Content starts
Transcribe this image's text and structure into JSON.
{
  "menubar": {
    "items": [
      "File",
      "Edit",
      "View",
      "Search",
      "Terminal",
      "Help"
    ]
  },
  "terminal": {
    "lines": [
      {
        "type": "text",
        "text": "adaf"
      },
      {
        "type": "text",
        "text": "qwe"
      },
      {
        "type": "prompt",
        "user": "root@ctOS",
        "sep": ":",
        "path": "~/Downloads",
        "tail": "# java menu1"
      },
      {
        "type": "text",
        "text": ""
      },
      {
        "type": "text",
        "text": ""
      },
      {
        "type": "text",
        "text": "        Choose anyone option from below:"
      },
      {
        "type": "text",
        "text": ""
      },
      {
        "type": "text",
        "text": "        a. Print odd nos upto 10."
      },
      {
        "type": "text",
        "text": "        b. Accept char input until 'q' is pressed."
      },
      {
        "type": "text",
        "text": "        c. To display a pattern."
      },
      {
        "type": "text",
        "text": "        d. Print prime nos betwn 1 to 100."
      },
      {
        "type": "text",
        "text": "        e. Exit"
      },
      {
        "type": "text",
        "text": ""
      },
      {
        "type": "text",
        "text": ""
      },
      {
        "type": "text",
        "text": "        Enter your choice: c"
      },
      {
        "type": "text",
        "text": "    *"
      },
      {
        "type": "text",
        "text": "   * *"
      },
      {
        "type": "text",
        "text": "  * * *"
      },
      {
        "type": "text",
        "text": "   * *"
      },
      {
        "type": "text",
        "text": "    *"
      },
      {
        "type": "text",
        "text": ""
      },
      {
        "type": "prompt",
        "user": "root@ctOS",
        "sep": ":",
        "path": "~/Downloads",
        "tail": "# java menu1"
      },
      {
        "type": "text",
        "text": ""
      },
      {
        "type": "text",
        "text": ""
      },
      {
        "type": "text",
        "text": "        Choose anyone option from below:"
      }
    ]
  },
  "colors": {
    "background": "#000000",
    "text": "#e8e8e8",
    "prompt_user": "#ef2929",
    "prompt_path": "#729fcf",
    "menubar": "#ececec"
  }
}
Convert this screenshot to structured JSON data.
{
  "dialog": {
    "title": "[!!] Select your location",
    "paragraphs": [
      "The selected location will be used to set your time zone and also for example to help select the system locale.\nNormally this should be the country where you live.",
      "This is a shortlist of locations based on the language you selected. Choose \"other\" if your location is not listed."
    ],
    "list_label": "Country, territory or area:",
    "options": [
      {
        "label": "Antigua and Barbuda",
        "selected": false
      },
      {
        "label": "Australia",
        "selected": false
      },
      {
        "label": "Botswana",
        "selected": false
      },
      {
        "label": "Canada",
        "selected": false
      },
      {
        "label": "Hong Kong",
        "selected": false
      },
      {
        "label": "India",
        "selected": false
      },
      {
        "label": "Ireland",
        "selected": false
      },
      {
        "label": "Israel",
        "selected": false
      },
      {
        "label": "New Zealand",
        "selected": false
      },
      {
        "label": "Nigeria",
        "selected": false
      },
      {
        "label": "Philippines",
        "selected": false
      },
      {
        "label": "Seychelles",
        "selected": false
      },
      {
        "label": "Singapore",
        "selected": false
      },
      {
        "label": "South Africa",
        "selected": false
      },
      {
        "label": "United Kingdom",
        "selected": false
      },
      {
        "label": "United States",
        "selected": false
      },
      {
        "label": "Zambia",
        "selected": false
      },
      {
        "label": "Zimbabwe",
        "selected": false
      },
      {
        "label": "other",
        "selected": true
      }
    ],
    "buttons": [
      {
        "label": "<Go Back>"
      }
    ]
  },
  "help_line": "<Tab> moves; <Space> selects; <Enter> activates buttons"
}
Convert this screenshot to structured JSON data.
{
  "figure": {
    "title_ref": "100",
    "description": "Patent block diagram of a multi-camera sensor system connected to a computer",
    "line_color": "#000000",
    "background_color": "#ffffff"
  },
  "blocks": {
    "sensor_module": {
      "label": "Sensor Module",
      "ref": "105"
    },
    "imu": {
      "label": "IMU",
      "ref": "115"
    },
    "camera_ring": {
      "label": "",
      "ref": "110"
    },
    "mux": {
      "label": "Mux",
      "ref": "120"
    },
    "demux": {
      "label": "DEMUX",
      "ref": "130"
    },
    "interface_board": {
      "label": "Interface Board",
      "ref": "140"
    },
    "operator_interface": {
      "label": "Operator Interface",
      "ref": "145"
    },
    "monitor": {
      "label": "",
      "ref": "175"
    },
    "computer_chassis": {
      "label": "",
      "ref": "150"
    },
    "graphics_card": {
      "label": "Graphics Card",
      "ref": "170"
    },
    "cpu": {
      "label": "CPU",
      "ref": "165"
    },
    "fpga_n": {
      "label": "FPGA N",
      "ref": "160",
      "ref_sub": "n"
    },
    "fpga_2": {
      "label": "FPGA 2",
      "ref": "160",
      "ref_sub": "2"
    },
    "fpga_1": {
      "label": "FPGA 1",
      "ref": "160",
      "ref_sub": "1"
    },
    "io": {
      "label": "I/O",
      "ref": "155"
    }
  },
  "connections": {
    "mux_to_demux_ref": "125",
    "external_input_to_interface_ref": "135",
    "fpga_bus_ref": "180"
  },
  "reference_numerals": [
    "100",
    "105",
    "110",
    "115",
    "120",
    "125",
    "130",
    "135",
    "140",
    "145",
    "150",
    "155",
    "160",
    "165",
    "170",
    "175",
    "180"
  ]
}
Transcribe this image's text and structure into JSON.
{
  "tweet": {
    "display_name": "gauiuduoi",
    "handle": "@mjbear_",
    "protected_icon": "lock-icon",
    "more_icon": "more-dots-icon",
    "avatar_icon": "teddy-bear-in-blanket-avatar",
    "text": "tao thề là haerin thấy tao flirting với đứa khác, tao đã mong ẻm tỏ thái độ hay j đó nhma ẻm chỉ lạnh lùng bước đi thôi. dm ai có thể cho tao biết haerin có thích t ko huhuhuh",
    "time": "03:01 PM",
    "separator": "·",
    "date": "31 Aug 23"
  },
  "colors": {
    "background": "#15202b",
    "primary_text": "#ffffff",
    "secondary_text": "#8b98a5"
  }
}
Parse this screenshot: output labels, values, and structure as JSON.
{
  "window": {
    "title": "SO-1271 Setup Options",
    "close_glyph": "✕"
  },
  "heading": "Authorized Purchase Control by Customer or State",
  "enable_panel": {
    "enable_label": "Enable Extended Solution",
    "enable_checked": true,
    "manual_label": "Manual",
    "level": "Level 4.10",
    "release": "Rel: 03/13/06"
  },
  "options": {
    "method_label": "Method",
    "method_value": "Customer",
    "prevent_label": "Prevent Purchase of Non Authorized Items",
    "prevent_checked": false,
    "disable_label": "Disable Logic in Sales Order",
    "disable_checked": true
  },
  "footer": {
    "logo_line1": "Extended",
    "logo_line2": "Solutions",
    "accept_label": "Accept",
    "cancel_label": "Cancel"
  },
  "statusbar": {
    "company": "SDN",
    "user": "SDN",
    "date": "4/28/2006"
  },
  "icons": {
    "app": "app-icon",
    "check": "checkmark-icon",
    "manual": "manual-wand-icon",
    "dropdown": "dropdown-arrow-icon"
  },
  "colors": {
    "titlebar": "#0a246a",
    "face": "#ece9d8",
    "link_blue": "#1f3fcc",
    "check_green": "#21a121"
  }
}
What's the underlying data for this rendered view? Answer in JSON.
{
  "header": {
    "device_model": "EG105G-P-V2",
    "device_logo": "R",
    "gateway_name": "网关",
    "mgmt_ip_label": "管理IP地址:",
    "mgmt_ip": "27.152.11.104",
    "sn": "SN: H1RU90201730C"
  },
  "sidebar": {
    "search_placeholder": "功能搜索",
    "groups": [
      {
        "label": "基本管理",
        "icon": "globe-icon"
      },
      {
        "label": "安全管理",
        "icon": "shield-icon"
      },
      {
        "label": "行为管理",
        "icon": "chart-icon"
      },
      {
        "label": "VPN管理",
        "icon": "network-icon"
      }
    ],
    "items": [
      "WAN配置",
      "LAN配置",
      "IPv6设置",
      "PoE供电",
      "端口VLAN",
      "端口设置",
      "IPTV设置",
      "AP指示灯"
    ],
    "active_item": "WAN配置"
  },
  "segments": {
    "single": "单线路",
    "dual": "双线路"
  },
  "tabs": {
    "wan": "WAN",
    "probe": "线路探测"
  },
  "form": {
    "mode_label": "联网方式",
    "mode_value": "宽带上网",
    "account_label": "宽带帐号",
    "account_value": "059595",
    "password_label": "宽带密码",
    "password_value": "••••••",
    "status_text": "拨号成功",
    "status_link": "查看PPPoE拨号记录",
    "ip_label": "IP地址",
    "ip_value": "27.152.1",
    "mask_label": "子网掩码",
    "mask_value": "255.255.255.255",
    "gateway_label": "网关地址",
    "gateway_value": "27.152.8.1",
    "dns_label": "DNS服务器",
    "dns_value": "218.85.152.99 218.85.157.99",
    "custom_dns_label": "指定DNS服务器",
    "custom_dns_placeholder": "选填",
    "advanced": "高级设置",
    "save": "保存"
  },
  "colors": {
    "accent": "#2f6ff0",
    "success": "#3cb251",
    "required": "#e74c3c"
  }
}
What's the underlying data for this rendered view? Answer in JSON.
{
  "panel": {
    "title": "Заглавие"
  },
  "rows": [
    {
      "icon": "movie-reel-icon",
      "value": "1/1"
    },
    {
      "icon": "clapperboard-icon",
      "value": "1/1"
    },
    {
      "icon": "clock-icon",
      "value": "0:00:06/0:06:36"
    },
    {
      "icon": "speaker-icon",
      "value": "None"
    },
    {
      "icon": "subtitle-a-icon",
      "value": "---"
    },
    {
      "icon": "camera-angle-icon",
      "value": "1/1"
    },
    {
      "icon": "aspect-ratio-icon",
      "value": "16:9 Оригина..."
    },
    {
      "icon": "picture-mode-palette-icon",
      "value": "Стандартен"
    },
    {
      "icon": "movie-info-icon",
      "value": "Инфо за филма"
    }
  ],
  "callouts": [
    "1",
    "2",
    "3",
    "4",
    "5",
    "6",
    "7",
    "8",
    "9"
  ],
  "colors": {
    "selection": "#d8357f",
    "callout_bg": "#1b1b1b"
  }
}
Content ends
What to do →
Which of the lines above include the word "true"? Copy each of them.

Solution →
        "selected": true
    "enable_checked": true,
    "disable_checked": true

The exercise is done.